◆ Instructions to follow
When the word "label" appears in a line of the data below, list that line.

Items from an interface collection:
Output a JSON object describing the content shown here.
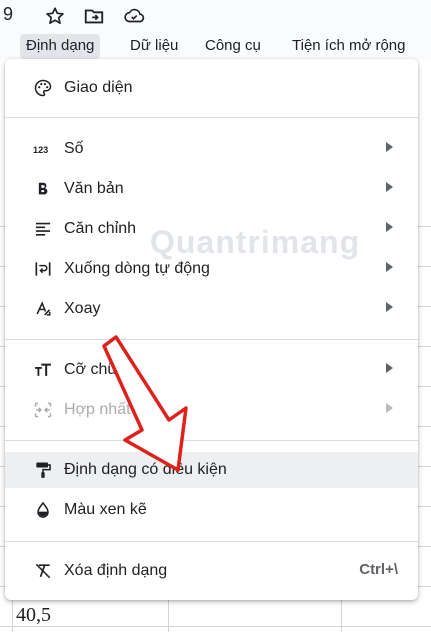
{
  "titlebar": {
    "leading_text": "9",
    "icons": [
      "star-icon",
      "move-to-folder-icon",
      "cloud-status-icon"
    ]
  },
  "menubar": {
    "items": [
      "Định dạng",
      "Dữ liệu",
      "Công cụ",
      "Tiện ích mở rộng"
    ],
    "active": "Định dạng"
  },
  "sheet": {
    "visible_cells": [
      "40,5"
    ]
  },
  "format_menu": {
    "items": [
      {
        "label": "Giao diện",
        "icon": "palette-icon",
        "submenu": false
      },
      {
        "label": "Số",
        "icon": "number-123-icon",
        "submenu": true
      },
      {
        "label": "Văn bản",
        "icon": "bold-icon",
        "submenu": true
      },
      {
        "label": "Căn chỉnh",
        "icon": "align-left-icon",
        "submenu": true
      },
      {
        "label": "Xuống dòng tự động",
        "icon": "text-wrap-icon",
        "submenu": true
      },
      {
        "label": "Xoay",
        "icon": "text-rotation-icon",
        "submenu": true
      },
      {
        "label": "Cỡ chữ",
        "icon": "font-size-icon",
        "submenu": true
      },
      {
        "label": "Hợp nhất ô",
        "icon": "merge-cells-icon",
        "submenu": true,
        "disabled": true
      },
      {
        "label": "Định dạng có điều kiện",
        "icon": "paint-format-icon",
        "submenu": false,
        "highlighted": true
      },
      {
        "label": "Màu xen kẽ",
        "icon": "color-drop-icon",
        "submenu": false
      },
      {
        "label": "Xóa định dạng",
        "icon": "clear-format-icon",
        "submenu": false,
        "shortcut": "Ctrl+\\"
      }
    ]
  },
  "watermark": "Quantrimang",
  "colors": {
    "menu_text": "#202124",
    "disabled_text": "#a8abae",
    "highlight_bg": "#eeeff1",
    "annotation_arrow": "#e0211b"
  }
}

◆ Response box
        "label": "Giao diện",
        "label": "Số",
        "label": "Văn bản",
        "label": "Căn chỉnh",
        "label": "Xuống dòng tự động",
        "label": "Xoay",
        "label": "Cỡ chữ",
        "label": "Hợp nhất ô",
        "label": "Định dạng có điều kiện",
        "label": "Màu xen kẽ",
        "label": "Xóa định dạng",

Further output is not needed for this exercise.